3) Easy, portable craft suggestions include pre-cut felt flower petals & green pipe cleaners to connect the petals and form a stem; large bag of pipe cleaners to form shapes; greeting cards with holes punched around the edges to use as sewing cards – use large plastic needles and yarn to sew two cards back-to-back to form a pouch (children can keep their vacation ticket stubs, smashed novelty pennies, and other mementoes in them).
4) Keep snacks and bottled water available. Suggestions include nuts, dried fruit, peanut butter crackers, fresh fruit that won’t mash (such as apples or oranges), granola bars, and lower-sodium beef jerky. Try to stay away from sugary snacks and beverages. If you are taking an ice chest or cooler, you could pack fresh veggie sticks, tuna, or yogurt – just don’t forget spoons!
5) Pack a picnic in a cardboard box. Long road trips can be tiring for young children. Pull over at a rest stop and have a picnic! Pack paper plates, a roll of paper towels, peanut butter, bread, chips, cereal, plus any food items you need to use up from home. In an ice chest, you can pack leftover grapes, berries, lettuce, tomatoes, or other foods that needed to be eaten. Be sure to pack proper utensils. When you’re finished with your picnic, you’ll have more space in your vehicle! Keep bottled water chilled to make it more refreshing. You can always replenish the water and ice along the way.
6) Play road games, such as “I Spy”, or see how many red (or black, blue, etc.) vehicles you can count, alphabet search game (look for words on signs that begin with each letter of the alphabet), alphabet item game (on my vacation, I’m bringing an ‘apple’; on my vacation, I’m bringing a ‘balloon’, etc.).
7) Be prepared for car-sickness. I remember traveling on a very remote winding, mountain road with my family, and it hit! That sick-to-the-gut feeling, watery mouth, and…well, you get the picture! Be sure to have plastic grocery store bags available for each child in case this happens. That will help you avoid an unpleasant experience!
8) Let each family member select an activity to do. I am so glad that two of my three children will be able to accompany us on a trip to Branson this summer. (Our youngest and his wife just moved, so due to work obligations, they won’t be able to join us.) I requested a Branson travel guide from the Visitor Center and have looked things up on-line, so my to-do wish list is complete. Each person going on the trip will select an activity, show, or shop they want to visit, and we will all do it together. This makes the trip so much more enjoyable!
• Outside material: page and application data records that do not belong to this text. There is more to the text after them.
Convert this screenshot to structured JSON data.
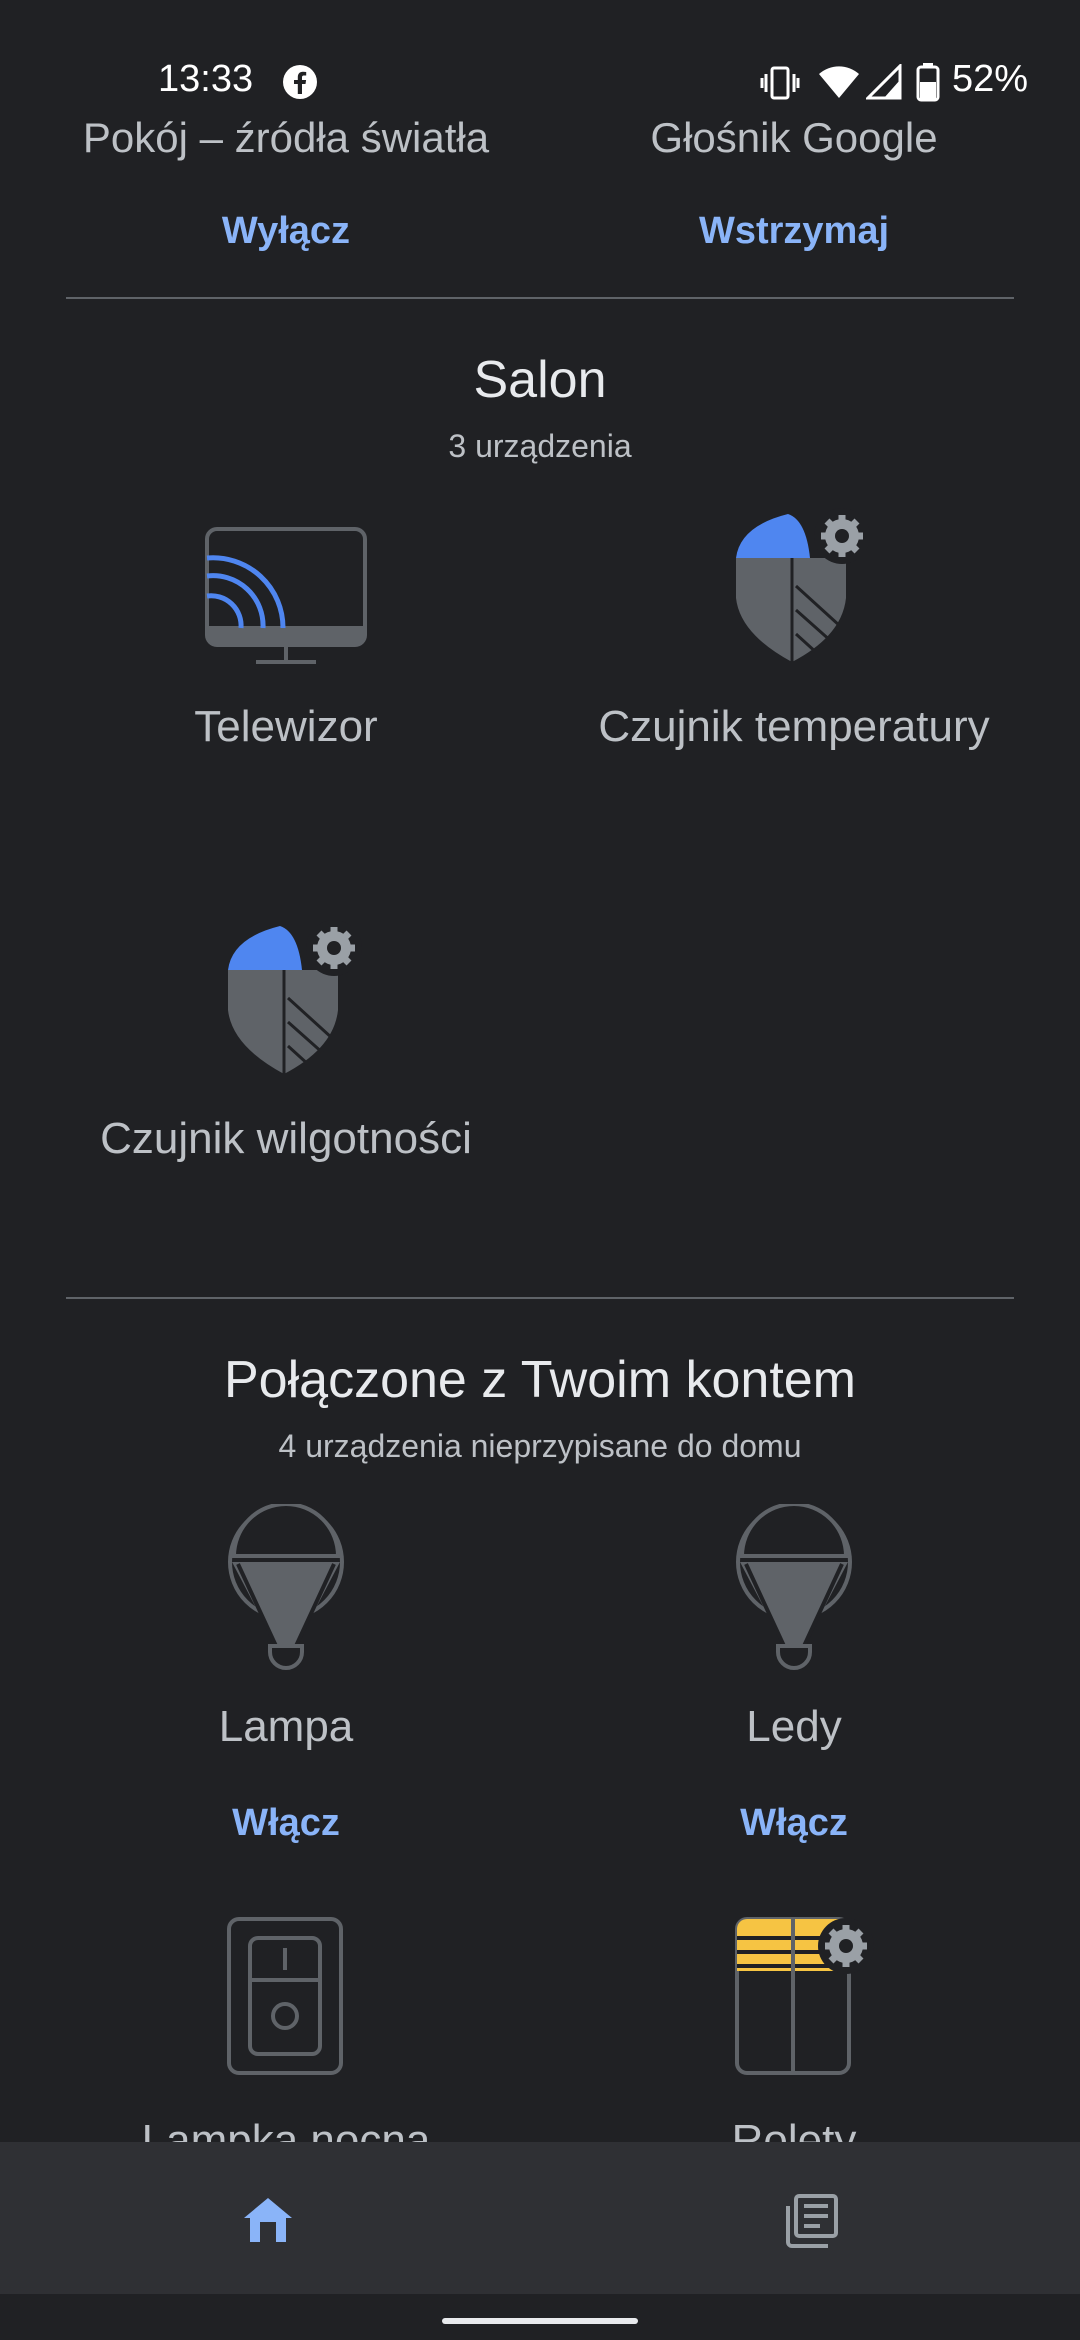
{
  "status_bar": {
    "time": "13:33",
    "battery_pct": "52%",
    "icons": [
      "facebook-icon",
      "vibrate-icon",
      "wifi-icon",
      "signal-icon",
      "battery-icon"
    ]
  },
  "top_row": {
    "left": {
      "name": "Pokój – źródła światła",
      "action": "Wyłącz"
    },
    "right": {
      "name": "Głośnik Google",
      "action": "Wstrzymaj"
    }
  },
  "salon": {
    "title": "Salon",
    "subtitle": "3 urządzenia",
    "devices": [
      {
        "label": "Telewizor",
        "icon": "tv-cast-icon"
      },
      {
        "label": "Czujnik temperatury",
        "icon": "sensor-shield-icon"
      },
      {
        "label": "Czujnik wilgotności",
        "icon": "sensor-shield-icon"
      }
    ]
  },
  "linked": {
    "title": "Połączone z Twoim kontem",
    "subtitle": "4 urządzenia nieprzypisane do domu",
    "devices": [
      {
        "label": "Lampa",
        "action": "Włącz",
        "icon": "bulb-icon"
      },
      {
        "label": "Ledy",
        "action": "Włącz",
        "icon": "bulb-icon"
      },
      {
        "label": "Lampka nocna",
        "icon": "switch-icon"
      },
      {
        "label": "Rolety",
        "icon": "blinds-icon"
      }
    ]
  },
  "nav": {
    "items": [
      "home-icon",
      "feed-icon"
    ]
  },
  "colors": {
    "background": "#202124",
    "accent": "#8ab4f8",
    "icon_blue": "#4f86f0",
    "icon_gray": "#5f6368",
    "blinds_yellow": "#f6c443"
  }
}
9) Take lots of pictures, both on the road and at your destination! The trip will eventually end, but memories can be kept through photos!
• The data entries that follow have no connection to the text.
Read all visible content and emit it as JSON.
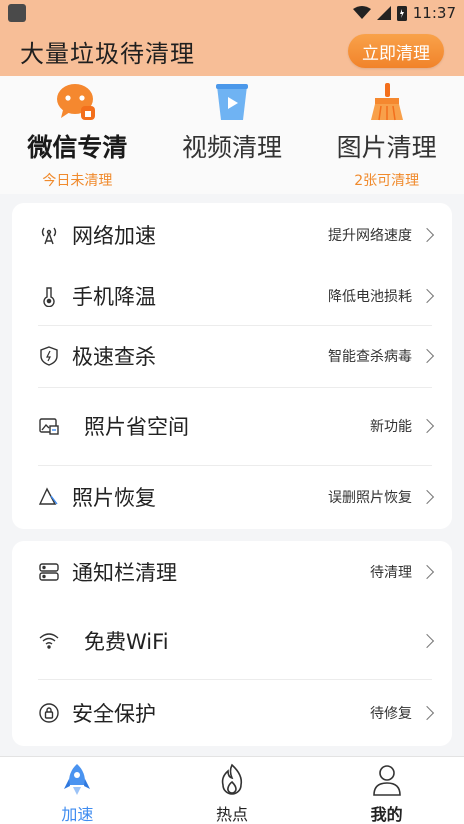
{
  "status_bar": {
    "time": "11:37"
  },
  "header": {
    "title": "大量垃圾待清理",
    "clean_button": "立即清理"
  },
  "quick_actions": [
    {
      "title": "微信专清",
      "subtitle": "今日未清理",
      "icon": "wechat-icon"
    },
    {
      "title": "视频清理",
      "subtitle": "",
      "icon": "video-icon"
    },
    {
      "title": "图片清理",
      "subtitle": "2张可清理",
      "icon": "broom-icon"
    }
  ],
  "group1": [
    {
      "title": "网络加速",
      "desc": "提升网络速度",
      "icon": "signal-tower-icon"
    },
    {
      "title": "手机降温",
      "desc": "降低电池损耗",
      "icon": "thermometer-icon"
    },
    {
      "title": "极速查杀",
      "desc": "智能查杀病毒",
      "icon": "shield-icon"
    },
    {
      "title": "照片省空间",
      "desc": "新功能",
      "icon": "photo-compress-icon"
    },
    {
      "title": "照片恢复",
      "desc": "误删照片恢复",
      "icon": "photo-restore-icon"
    }
  ],
  "group2": [
    {
      "title": "通知栏清理",
      "desc": "待清理",
      "icon": "notification-icon"
    },
    {
      "title": "免费WiFi",
      "desc": "",
      "icon": "wifi-icon"
    },
    {
      "title": "安全保护",
      "desc": "待修复",
      "icon": "lock-icon"
    }
  ],
  "tabs": [
    {
      "label": "加速",
      "icon": "rocket-icon",
      "active": true
    },
    {
      "label": "热点",
      "icon": "fire-icon",
      "active": false
    },
    {
      "label": "我的",
      "icon": "person-icon",
      "active": false
    }
  ],
  "colors": {
    "header_bg": "#f7be97",
    "accent_orange": "#f08a2c",
    "tab_active": "#3f8cf0"
  }
}
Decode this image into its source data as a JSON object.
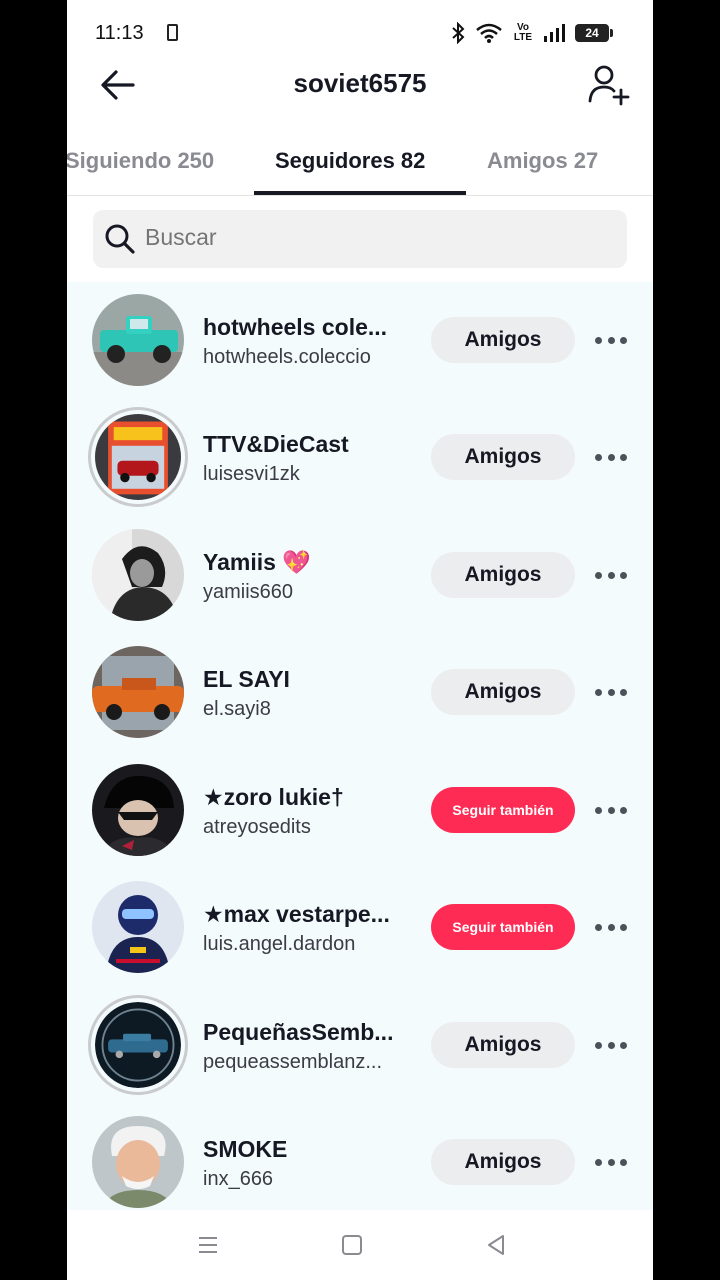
{
  "status": {
    "time": "11:13",
    "volte": "Vo\nLTE",
    "battery": "24"
  },
  "header": {
    "title": "soviet6575"
  },
  "tabs": [
    {
      "label": "Siguiendo 250"
    },
    {
      "label": "Seguidores 82"
    },
    {
      "label": "Amigos 27"
    }
  ],
  "search": {
    "placeholder": "Buscar"
  },
  "colors": {
    "accent": "#fe2c55",
    "list_bg": "#f4fbfd",
    "button_gray": "#ecedee"
  },
  "users": [
    {
      "name": "hotwheels cole...",
      "handle": "hotwheels.coleccio",
      "button": "Amigos"
    },
    {
      "name": "TTV&DieCast",
      "handle": "luisesvi1zk",
      "button": "Amigos"
    },
    {
      "name": "Yamiis 💖",
      "handle": "yamiis660",
      "button": "Amigos"
    },
    {
      "name": "EL SAYI",
      "handle": "el.sayi8",
      "button": "Amigos"
    },
    {
      "name": "★zoro lukie†",
      "handle": "atreyosedits",
      "button": "Seguir también"
    },
    {
      "name": "★max vestarpe...",
      "handle": "luis.angel.dardon",
      "button": "Seguir también"
    },
    {
      "name": "PequeñasSemb...",
      "handle": "pequeassemblanz...",
      "button": "Amigos"
    },
    {
      "name": "SMOKE",
      "handle": "inx_666",
      "button": "Amigos"
    }
  ]
}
These are tried and true tips that we have used. For more ideas, here’s a great link: http://activitiesforkids.com/travel-tips/
Regional Childcare Conference
I am proud to announce the 2015 Regional Childcare Conference, brought to you by Texas A&M AgriLife Extension, Paris Junior College, and Texas Department of Family & Protective Services. The workshop is scheduled for Saturday, August 1, 8:30 a.m. to 5:00 p.m., at the Hopkins County Civic Center, 1200 W. Houston Street, Sulphur Springs. The cost is $20, which includes lunch, materials, and a gift. Eight CEU’s will be given for participants who attend the entire workshop. A variety of topics will be included with breakout sessions available for the last two hours.
For registration information, contact me at 903-885-3443 or Rita Pringle, 903-782-0447. Deadline to register is Friday, July 24. No refunds will be given after Monday, July 27th, but alternates may attend if necessary.
For success, attitude is equally as important as ability – Walter Scott